-------- Records supplied
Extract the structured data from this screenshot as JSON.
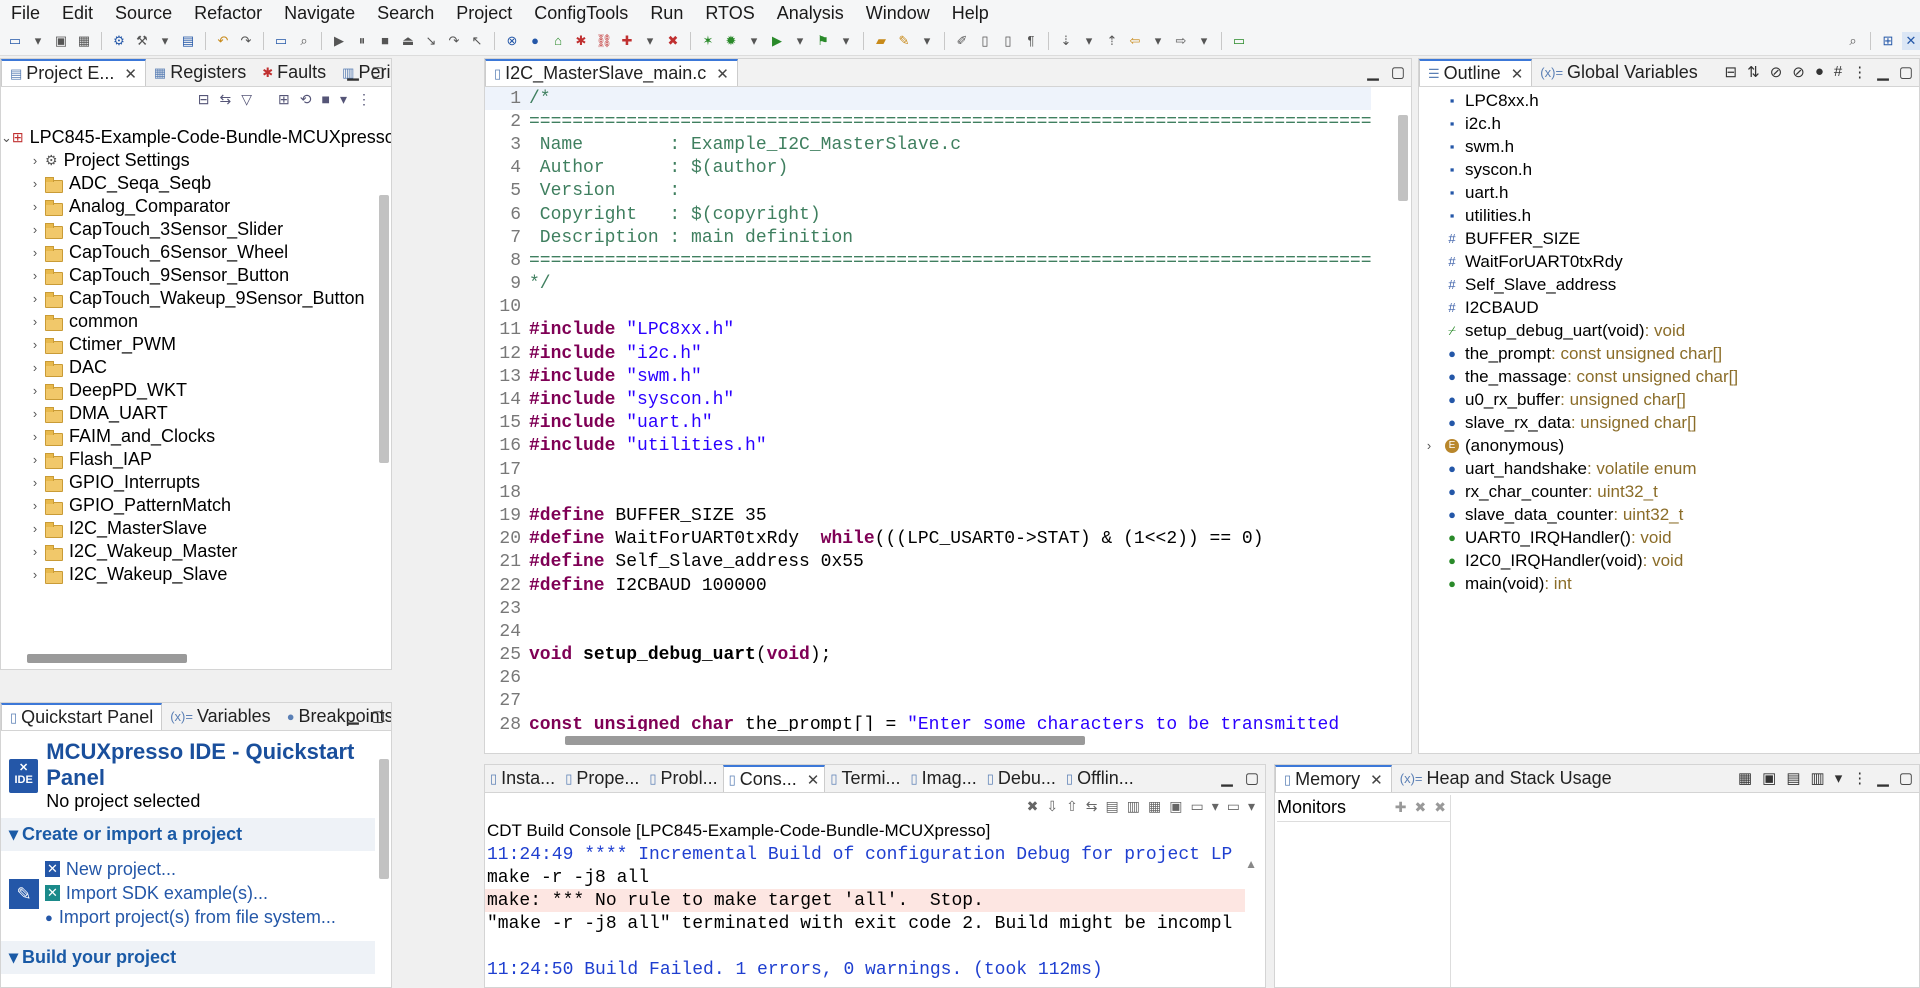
{
  "menu": [
    "File",
    "Edit",
    "Source",
    "Refactor",
    "Navigate",
    "Search",
    "Project",
    "ConfigTools",
    "Run",
    "RTOS",
    "Analysis",
    "Window",
    "Help"
  ],
  "project_explorer": {
    "tabs": [
      "Project E...",
      "Registers",
      "Faults",
      "Peripher..."
    ],
    "root": "LPC845-Example-Code-Bundle-MCUXpresso",
    "items": [
      "Project Settings",
      "ADC_Seqa_Seqb",
      "Analog_Comparator",
      "CapTouch_3Sensor_Slider",
      "CapTouch_6Sensor_Wheel",
      "CapTouch_9Sensor_Button",
      "CapTouch_Wakeup_9Sensor_Button",
      "common",
      "Ctimer_PWM",
      "DAC",
      "DeepPD_WKT",
      "DMA_UART",
      "FAIM_and_Clocks",
      "Flash_IAP",
      "GPIO_Interrupts",
      "GPIO_PatternMatch",
      "I2C_MasterSlave",
      "I2C_Wakeup_Master",
      "I2C_Wakeup_Slave"
    ]
  },
  "quickstart": {
    "tabs": [
      "Quickstart Panel",
      "Variables",
      "Breakpoints"
    ],
    "title": "MCUXpresso IDE - Quickstart Panel",
    "subtitle": "No project selected",
    "ide_label": "IDE",
    "section1": "Create or import a project",
    "links": [
      "New project...",
      "Import SDK example(s)...",
      "Import project(s) from file system..."
    ],
    "section2": "Build your project"
  },
  "editor": {
    "tab": "I2C_MasterSlave_main.c",
    "lines": [
      {
        "n": "1",
        "t": "/*",
        "c": "cm"
      },
      {
        "n": "2",
        "t": "================================================================================",
        "c": "cm"
      },
      {
        "n": "3",
        "t": " Name        : Example_I2C_MasterSlave.c",
        "c": "cm"
      },
      {
        "n": "4",
        "t": " Author      : $(author)",
        "c": "cm"
      },
      {
        "n": "5",
        "t": " Version     :",
        "c": "cm"
      },
      {
        "n": "6",
        "t": " Copyright   : $(copyright)",
        "c": "cm"
      },
      {
        "n": "7",
        "t": " Description : main definition",
        "c": "cm"
      },
      {
        "n": "8",
        "t": "================================================================================",
        "c": "cm"
      },
      {
        "n": "9",
        "t": "*/",
        "c": "cm"
      },
      {
        "n": "10",
        "t": "",
        "c": ""
      },
      {
        "n": "11",
        "k": "#include ",
        "s": "\"LPC8xx.h\""
      },
      {
        "n": "12",
        "k": "#include ",
        "s": "\"i2c.h\""
      },
      {
        "n": "13",
        "k": "#include ",
        "s": "\"swm.h\""
      },
      {
        "n": "14",
        "k": "#include ",
        "s": "\"syscon.h\""
      },
      {
        "n": "15",
        "k": "#include ",
        "s": "\"uart.h\""
      },
      {
        "n": "16",
        "k": "#include ",
        "s": "\"utilities.h\""
      },
      {
        "n": "17",
        "t": "",
        "c": ""
      },
      {
        "n": "18",
        "t": "",
        "c": ""
      },
      {
        "n": "19",
        "k": "#define ",
        "r": "BUFFER_SIZE 35"
      },
      {
        "n": "20",
        "k": "#define ",
        "r": "WaitForUART0txRdy  ",
        "k2": "while",
        "r2": "(((LPC_USART0->STAT) & (1<<2)) == 0)"
      },
      {
        "n": "21",
        "k": "#define ",
        "r": "Self_Slave_address 0x55"
      },
      {
        "n": "22",
        "k": "#define ",
        "r": "I2CBAUD 100000"
      },
      {
        "n": "23",
        "t": "",
        "c": ""
      },
      {
        "n": "24",
        "t": "",
        "c": ""
      },
      {
        "n": "25",
        "k": "void ",
        "f": "setup_debug_uart",
        "r": "(",
        "k2": "void",
        "r2": ");"
      },
      {
        "n": "26",
        "t": "",
        "c": ""
      },
      {
        "n": "27",
        "t": "",
        "c": ""
      },
      {
        "n": "28",
        "k": "const unsigned char ",
        "r": "the_prompt[] = ",
        "s": "\"Enter some characters to be transmitted"
      }
    ]
  },
  "outline": {
    "tabs": [
      "Outline",
      "Global Variables"
    ],
    "items": [
      {
        "icon": "include",
        "name": "LPC8xx.h",
        "type": ""
      },
      {
        "icon": "include",
        "name": "i2c.h",
        "type": ""
      },
      {
        "icon": "include",
        "name": "swm.h",
        "type": ""
      },
      {
        "icon": "include",
        "name": "syscon.h",
        "type": ""
      },
      {
        "icon": "include",
        "name": "uart.h",
        "type": ""
      },
      {
        "icon": "include",
        "name": "utilities.h",
        "type": ""
      },
      {
        "icon": "macro",
        "name": "BUFFER_SIZE",
        "type": ""
      },
      {
        "icon": "macro",
        "name": "WaitForUART0txRdy",
        "type": ""
      },
      {
        "icon": "macro",
        "name": "Self_Slave_address",
        "type": ""
      },
      {
        "icon": "macro",
        "name": "I2CBAUD",
        "type": ""
      },
      {
        "icon": "decl",
        "name": "setup_debug_uart(void)",
        "type": " : void"
      },
      {
        "icon": "var",
        "name": "the_prompt",
        "type": " : const unsigned char[]"
      },
      {
        "icon": "var",
        "name": "the_massage",
        "type": " : const unsigned char[]"
      },
      {
        "icon": "var",
        "name": "u0_rx_buffer",
        "type": " : unsigned char[]"
      },
      {
        "icon": "var",
        "name": "slave_rx_data",
        "type": " : unsigned char[]"
      },
      {
        "icon": "enum",
        "name": "(anonymous)",
        "type": ""
      },
      {
        "icon": "var",
        "name": "uart_handshake",
        "type": " : volatile enum"
      },
      {
        "icon": "var",
        "name": "rx_char_counter",
        "type": " : uint32_t"
      },
      {
        "icon": "var",
        "name": "slave_data_counter",
        "type": " : uint32_t"
      },
      {
        "icon": "fn",
        "name": "UART0_IRQHandler()",
        "type": " : void"
      },
      {
        "icon": "fn",
        "name": "I2C0_IRQHandler(void)",
        "type": " : void"
      },
      {
        "icon": "fn",
        "name": "main(void)",
        "type": " : int"
      }
    ]
  },
  "console": {
    "tabs": [
      "Insta...",
      "Prope...",
      "Probl...",
      "Cons...",
      "Termi...",
      "Imag...",
      "Debu...",
      "Offlin..."
    ],
    "title": "CDT Build Console [LPC845-Example-Code-Bundle-MCUXpresso]",
    "lines": [
      {
        "t": "11:24:49 **** Incremental Build of configuration Debug for project LP",
        "c": "kblue"
      },
      {
        "t": "make -r -j8 all",
        "c": ""
      },
      {
        "t": "make: *** No rule to make target 'all'.  Stop.",
        "c": "kerr"
      },
      {
        "t": "\"make -r -j8 all\" terminated with exit code 2. Build might be incompl",
        "c": ""
      },
      {
        "t": "",
        "c": ""
      },
      {
        "t": "11:24:50 Build Failed. 1 errors, 0 warnings. (took 112ms)",
        "c": "kblue"
      }
    ]
  },
  "memory": {
    "tabs": [
      "Memory",
      "Heap and Stack Usage"
    ],
    "monitors": "Monitors"
  }
}
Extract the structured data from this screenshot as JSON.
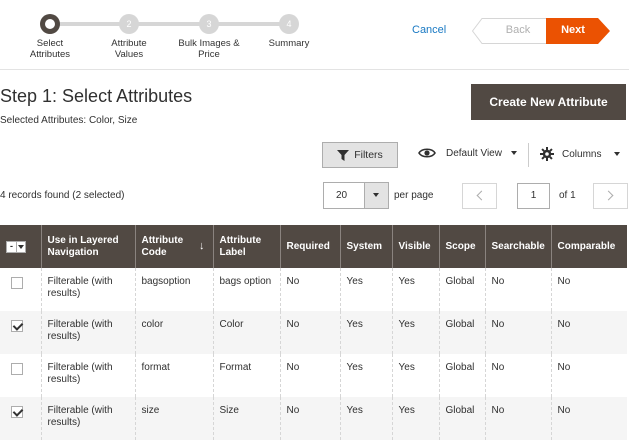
{
  "wizard": {
    "steps": [
      {
        "num": "",
        "label_line1": "Select",
        "label_line2": "Attributes"
      },
      {
        "num": "2",
        "label_line1": "Attribute",
        "label_line2": "Values"
      },
      {
        "num": "3",
        "label_line1": "Bulk Images &",
        "label_line2": "Price"
      },
      {
        "num": "4",
        "label_line1": "Summary",
        "label_line2": ""
      }
    ],
    "cancel_label": "Cancel",
    "back_label": "Back",
    "next_label": "Next"
  },
  "page": {
    "title": "Step 1: Select Attributes",
    "selected_attributes": "Selected Attributes: Color, Size",
    "create_button": "Create New Attribute"
  },
  "toolbar": {
    "filters_label": "Filters",
    "view_label": "Default View",
    "columns_label": "Columns",
    "records_text": "4 records found (2 selected)",
    "per_page_value": "20",
    "per_page_label": "per page",
    "current_page": "1",
    "of_pages": "of 1"
  },
  "grid": {
    "headers": {
      "layered": "Use in Layered Navigation",
      "code": "Attribute Code",
      "label": "Attribute Label",
      "required": "Required",
      "system": "System",
      "visible": "Visible",
      "scope": "Scope",
      "searchable": "Searchable",
      "comparable": "Comparable"
    },
    "mass_select_symbol": "-",
    "sort_arrow": "↓",
    "rows": [
      {
        "checked": false,
        "layered": "Filterable (with results)",
        "code": "bagsoption",
        "label": "bags option",
        "required": "No",
        "system": "Yes",
        "visible": "Yes",
        "scope": "Global",
        "searchable": "No",
        "comparable": "No"
      },
      {
        "checked": true,
        "layered": "Filterable (with results)",
        "code": "color",
        "label": "Color",
        "required": "No",
        "system": "Yes",
        "visible": "Yes",
        "scope": "Global",
        "searchable": "No",
        "comparable": "No"
      },
      {
        "checked": false,
        "layered": "Filterable (with results)",
        "code": "format",
        "label": "Format",
        "required": "No",
        "system": "Yes",
        "visible": "Yes",
        "scope": "Global",
        "searchable": "No",
        "comparable": "No"
      },
      {
        "checked": true,
        "layered": "Filterable (with results)",
        "code": "size",
        "label": "Size",
        "required": "No",
        "system": "Yes",
        "visible": "Yes",
        "scope": "Global",
        "searchable": "No",
        "comparable": "No"
      }
    ]
  },
  "colors": {
    "accent": "#eb5202",
    "header_dark": "#514943",
    "link": "#1979c3"
  }
}
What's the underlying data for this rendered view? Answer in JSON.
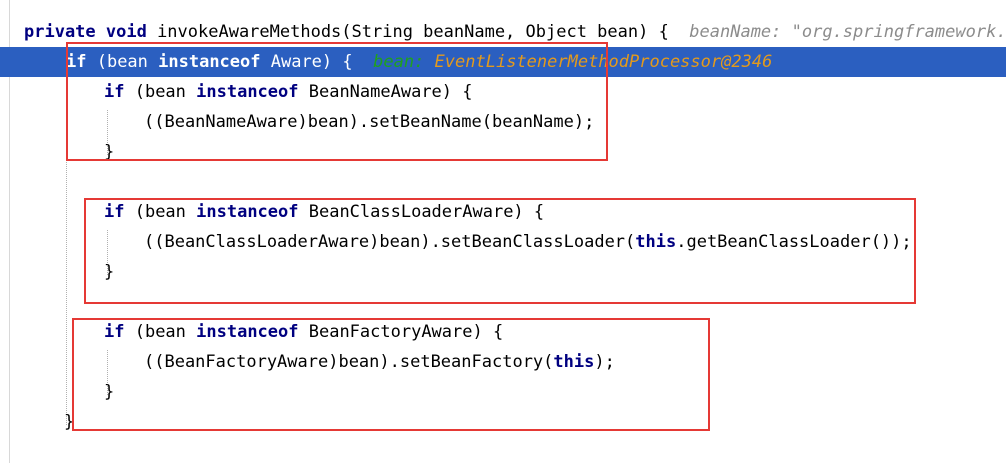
{
  "editor": {
    "lines": [
      {
        "tokens": [
          {
            "text": "private void ",
            "cls": "kw"
          },
          {
            "text": "invokeAwareMethods(String beanName, Object bean) {",
            "cls": "plain"
          }
        ],
        "hint": "beanName: \"org.springframework.c"
      },
      {
        "tokens": [
          {
            "text": "if",
            "cls": "kw"
          },
          {
            "text": " (bean ",
            "cls": "plain"
          },
          {
            "text": "instanceof",
            "cls": "kw"
          },
          {
            "text": " Aware) {",
            "cls": "plain"
          }
        ],
        "debug_name": "bean:",
        "debug_value": "EventListenerMethodProcessor@2346"
      },
      {
        "tokens": [
          {
            "text": "if",
            "cls": "kw"
          },
          {
            "text": " (bean ",
            "cls": "plain"
          },
          {
            "text": "instanceof",
            "cls": "kw"
          },
          {
            "text": " BeanNameAware) {",
            "cls": "plain"
          }
        ]
      },
      {
        "tokens": [
          {
            "text": "((BeanNameAware)bean).setBeanName(beanName);",
            "cls": "plain"
          }
        ]
      },
      {
        "tokens": [
          {
            "text": "}",
            "cls": "plain"
          }
        ]
      },
      {
        "tokens": [
          {
            "text": "if",
            "cls": "kw"
          },
          {
            "text": " (bean ",
            "cls": "plain"
          },
          {
            "text": "instanceof",
            "cls": "kw"
          },
          {
            "text": " BeanClassLoaderAware) {",
            "cls": "plain"
          }
        ]
      },
      {
        "tokens": [
          {
            "text": "((BeanClassLoaderAware)bean).setBeanClassLoader(",
            "cls": "plain"
          },
          {
            "text": "this",
            "cls": "kw"
          },
          {
            "text": ".getBeanClassLoader());",
            "cls": "plain"
          }
        ]
      },
      {
        "tokens": [
          {
            "text": "}",
            "cls": "plain"
          }
        ]
      },
      {
        "tokens": [
          {
            "text": "if",
            "cls": "kw"
          },
          {
            "text": " (bean ",
            "cls": "plain"
          },
          {
            "text": "instanceof",
            "cls": "kw"
          },
          {
            "text": " BeanFactoryAware) {",
            "cls": "plain"
          }
        ]
      },
      {
        "tokens": [
          {
            "text": "((BeanFactoryAware)bean).setBeanFactory(",
            "cls": "plain"
          },
          {
            "text": "this",
            "cls": "kw"
          },
          {
            "text": ");",
            "cls": "plain"
          }
        ]
      },
      {
        "tokens": [
          {
            "text": "}",
            "cls": "plain"
          }
        ]
      },
      {
        "tokens": [
          {
            "text": "}",
            "cls": "plain"
          }
        ]
      }
    ]
  },
  "colors": {
    "keyword": "#000080",
    "current_line": "#2b5fc0",
    "annotation_box": "#e53935",
    "debug_name": "#1fa11f",
    "debug_value": "#e39a1d",
    "hint": "#8c8c8c"
  }
}
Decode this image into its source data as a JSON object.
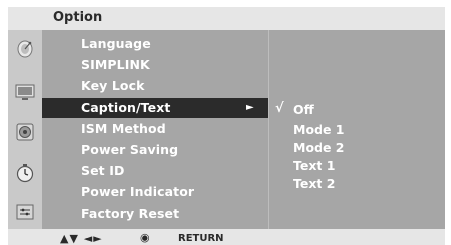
{
  "header": {
    "title": "Option"
  },
  "menu": {
    "items": [
      {
        "label": "Language"
      },
      {
        "label": "SIMPLINK"
      },
      {
        "label": "Key Lock"
      },
      {
        "label": "Caption/Text",
        "arrow": "►"
      },
      {
        "label": "ISM Method"
      },
      {
        "label": "Power Saving"
      },
      {
        "label": "Set ID"
      },
      {
        "label": "Power Indicator"
      },
      {
        "label": "Factory Reset"
      }
    ],
    "selected_index": 3
  },
  "submenu": {
    "check_mark": "√",
    "options": [
      {
        "label": "Off"
      },
      {
        "label": "Mode 1"
      },
      {
        "label": "Mode 2"
      },
      {
        "label": "Text 1"
      },
      {
        "label": "Text 2"
      }
    ],
    "selected_index": 0
  },
  "side_icons": [
    "satellite-dish-icon",
    "monitor-icon",
    "speaker-icon",
    "clock-icon",
    "options-box-icon"
  ],
  "footer": {
    "nav_arrows": "▲▼ ◄►",
    "ok_symbol": "◉",
    "return_label": "RETURN"
  },
  "colors": {
    "header_bg": "#e6e6e6",
    "pane_bg": "#a6a6a6",
    "icon_col_bg": "#c9c9c9",
    "selected_bg": "#2b2b2b",
    "text": "#ffffff"
  }
}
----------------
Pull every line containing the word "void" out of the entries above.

        "k": "void ",
        "k2": "void",
        "name": "setup_debug_uart(void)",
        "type": " : void"
        "type": " : void"
        "name": "I2C0_IRQHandler(void)",
        "type": " : void"
        "name": "main(void)",
            "text": "private void ",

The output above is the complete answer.